My excuse is that the bike had to go back to the shop for some work. I have long been a fan of Renegade Cycles, and have probably spent about five grand in their shop over the years. When you add up the bike, major and minor services, jerseys, knicks, shoes, helmets, gloves, pumps, tyres, rebuilds after crashes, computers and so on, the bill gets rather large.
I go there because I like the place. The range of goods is large, the shop is attractively laid out, things are easy to get at and the staff are friendly and knowledgeable. It has its downsides - it's expensive, it's a long-ish drive from home and parking near it is a right bastard. I don't mind a long walk if I am going there to buy a tube, but over the years, I've had to carry broken and un-wheelable bikes from my car to the shop, and that is no fun at all.
After the latest malfunction (brought about thankfully be wear and tear - I don't mind it if things on the bike wear out, as it means I am getting plenty of miles out of it), I decided to try one of our local shops instead. Call it a fit of madness if you like, but I really couldn't face the trek back up to Renegade.
I have tried all our local bike shops in the past, usually for buying small bits and bobs. I don't like any of them - they are cluttered, the parking is not very good (for both cars and bikes), they are badly laid out, with merchandise scattered in an aimless fashion throughout the store (I think I'll put this box of stuff down here and, oh, that one over there); but worst of all, the staff are just not very engaging. It's possible to walk into a local bike shop and stand there with a fist full of cash and be ignored for 10 minutes.
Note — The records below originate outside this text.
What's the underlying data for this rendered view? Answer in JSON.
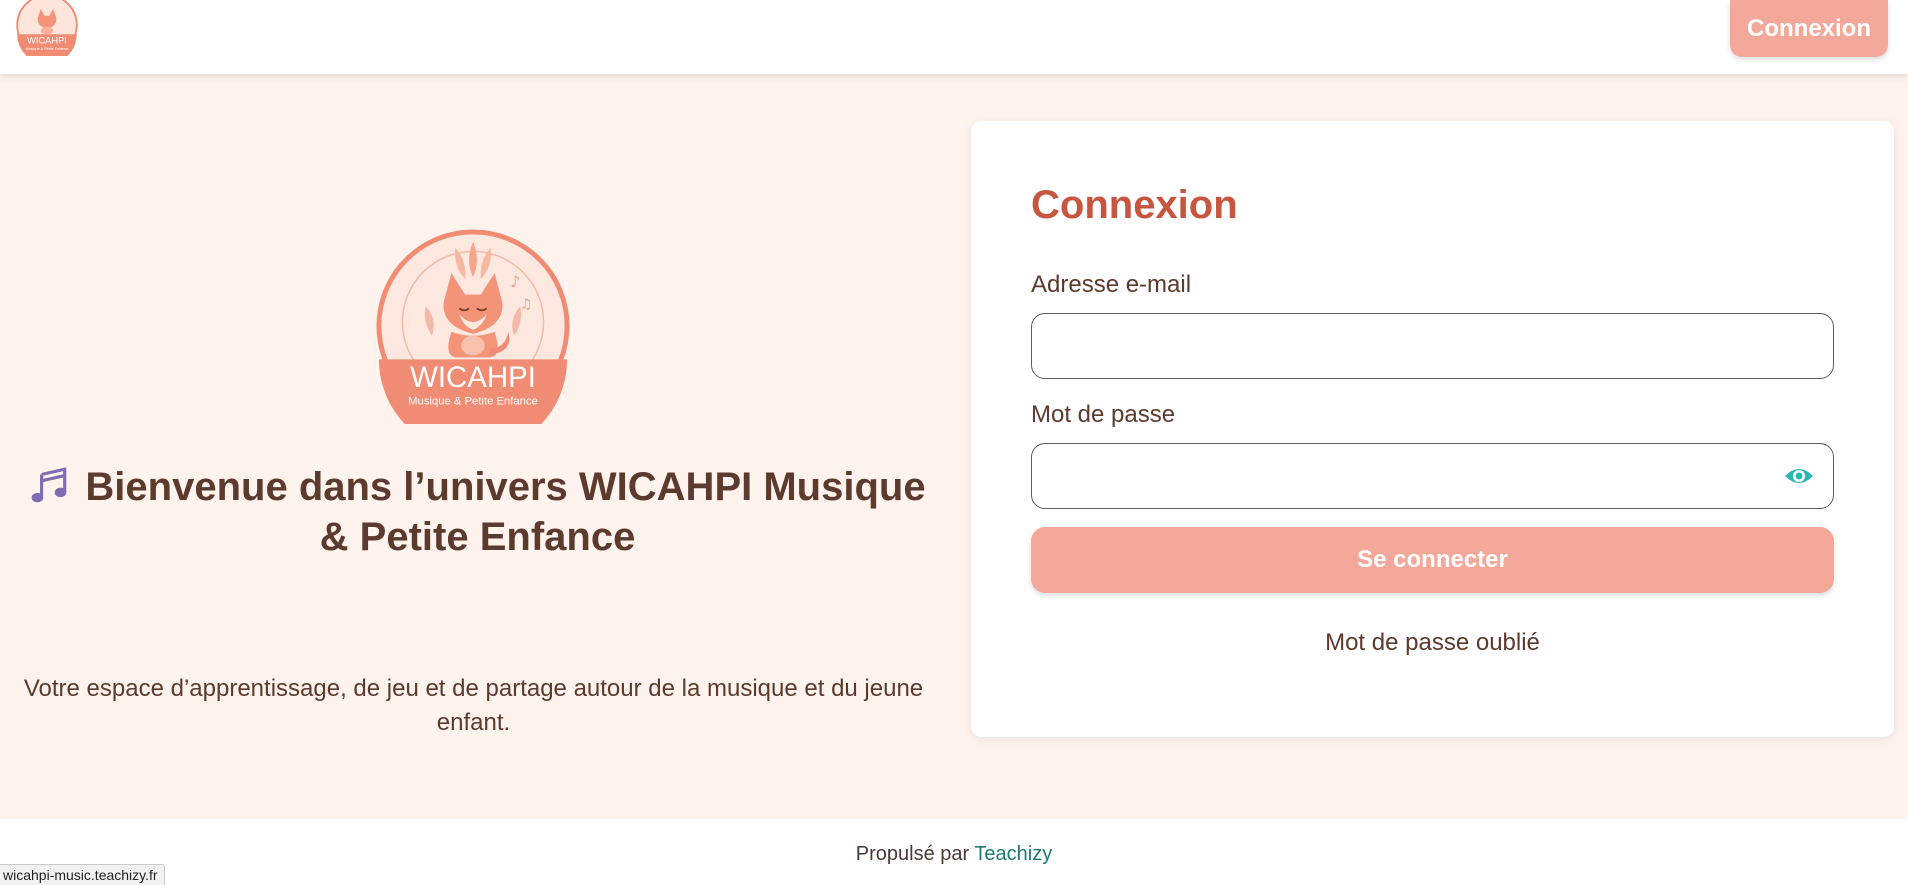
{
  "header": {
    "login_button": "Connexion",
    "logo": {
      "name": "WICAHPI",
      "tagline": "Musique & Petite Enfance"
    }
  },
  "welcome": {
    "title": "Bienvenue dans l’univers WICAHPI Musique & Petite Enfance",
    "subtitle": "Votre espace d’apprentissage, de jeu et de partage autour de la musique et du jeune enfant.",
    "logo": {
      "name": "WICAHPI",
      "tagline": "Musique & Petite Enfance"
    },
    "title_icon": "music-notes-icon"
  },
  "login": {
    "title": "Connexion",
    "email_label": "Adresse e-mail",
    "email_value": "",
    "password_label": "Mot de passe",
    "password_value": "",
    "password_toggle_icon": "eye-icon",
    "submit_label": "Se connecter",
    "forgot_label": "Mot de passe oublié"
  },
  "footer": {
    "prefix": "Propulsé par",
    "link": "Teachizy"
  },
  "status_bar": {
    "url": "wicahpi-music.teachizy.fr"
  },
  "colors": {
    "page_bg": "#fff3ee",
    "accent": "#f3a899",
    "title_accent": "#c8553f",
    "text": "#5c3a2e",
    "eye_icon": "#2bb7b3",
    "footer_link": "#1f7a73"
  }
}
There's nothing more frustrating than wanting or needing something, having the money to pay for it and then finding that badly trained, disinterested staff are completely uninclined to take it off your hands.
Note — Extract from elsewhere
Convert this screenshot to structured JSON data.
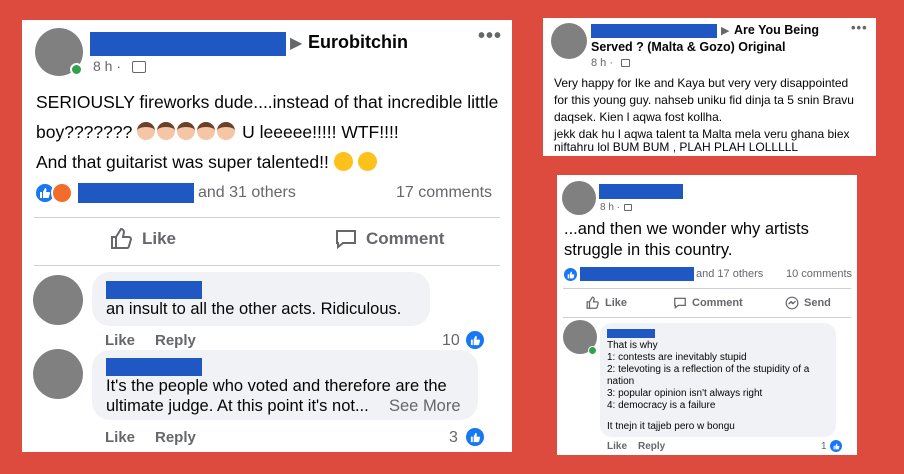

Economic times are likely to be tough over the next year or so. The companies that get my business will be the ones that stand out from the others. The local bike shops aren't going to get it, that's for sure. After getting the bike checked in for a workover, I was told it would be ready the next day, and that they'd ring when it was ready. I got a phone call at lunchtime, but I missed it, and no message was left. If they had left a message to say the bike was ready for pickup, I would have collected it after lunch. As it was, they rang me again less than 10 minutes before closing time, and told me I could come get it. Many other things were less than satisfactory, but I'm sure you don't want to hear about them. I've had more fun having an ingrown toenail removed.
The only upside is that they fixed the problems, and probably for half the price of Renegade. But I'm buggered if I want to ever go back to them again. This little episode has re-incentivised me to drive to Renegade in order to have my wallet emptied next time I have a problem. If nothing else, when someone takes my money, I want them to look like they are enjoying the process of fleecing me, and to make my part of the transaction as painless or pleasurable as possible.
If nothing else, a recession should drive an awful lot of crap businesses to the wall.